So, originally my plan for this post was to pull back the curtain on producing our Maker Faire again and talk about my adventures in learning Python and using that to produce individualized letters for our exhibitors to…

Yeah, even I got bored with that


The idea of making useful code was interesting, but going through the code…less so. So, I started looking at my other Python projects. There’s a web scraper for dog food ingredients, a random Borg cube generator for Raspberry Pi cases, a program to layout the cuts for woodworking projects; the list goes on.


None are actually finished per se, but they’re still neat

The thing is, when it comes to coding, I’m entirely self taught. Best practices, comments and efficient code are things that happen to other people. My code isn’t necessarily “good”, but it does what I want it to do. And I think that’s really what I want everyone to take away from this. Your code doesn’t need to be perfect, it just needs to exist. Coding is one of those skills that can be really handy outside of your hobby projects, from automating tasks at work to determining the best pizza place in the region.


Great, now I’m hungry

I would encourage everyone to learn to code. I’ve found writing (semi) useful code is easily as satisfying as the things I’ve built from wood. Plus, then you get to use phrases like “dog food web scraper”. As we mentioned last week, there are great groups around Dayton if you want to learn, no matter your skill level. Don’t worry about having a great project in mind.
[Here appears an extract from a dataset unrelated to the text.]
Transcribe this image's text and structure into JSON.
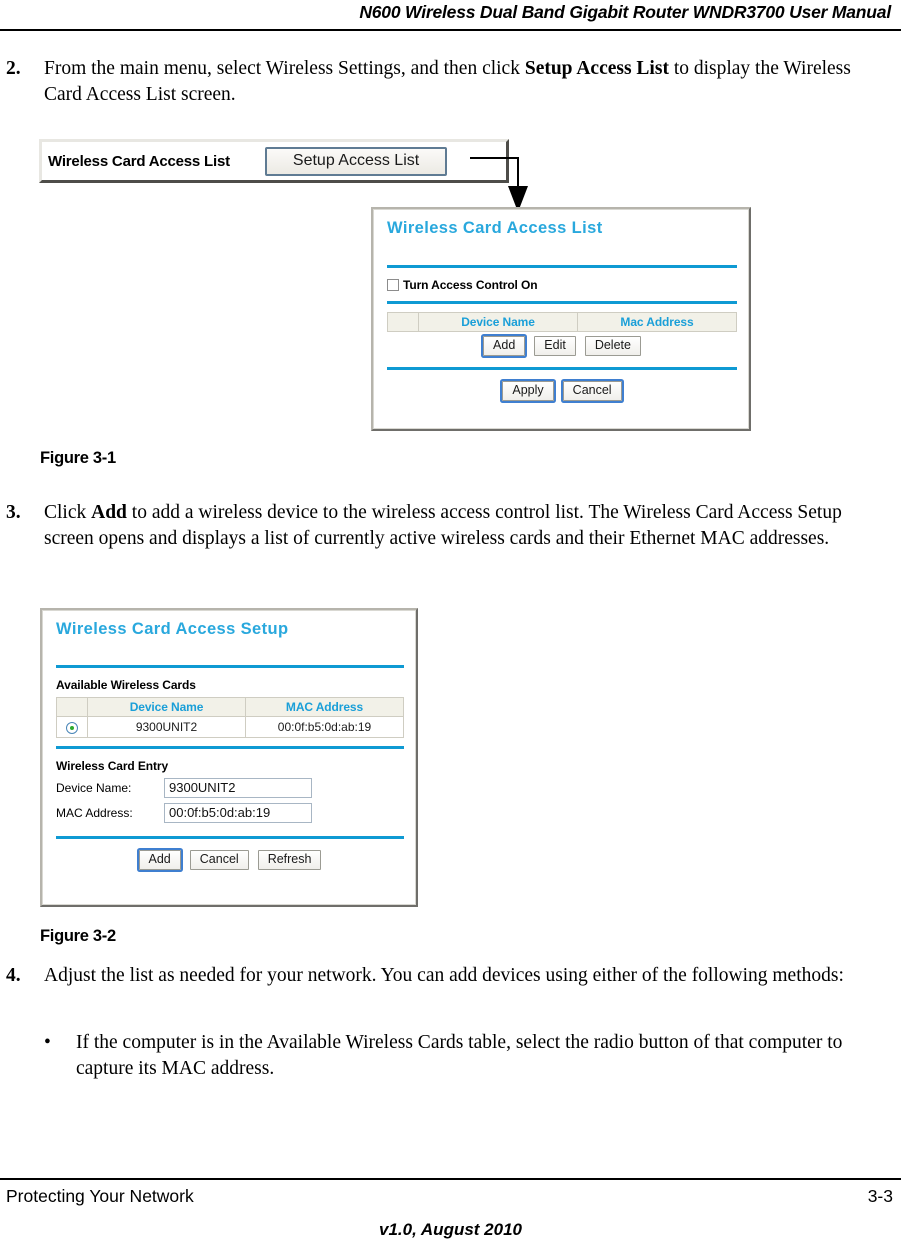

Just pick something ridiculous (see above list for reference), and get coding!

Leave a Reply

Your email address will not be published. Required fields are marked *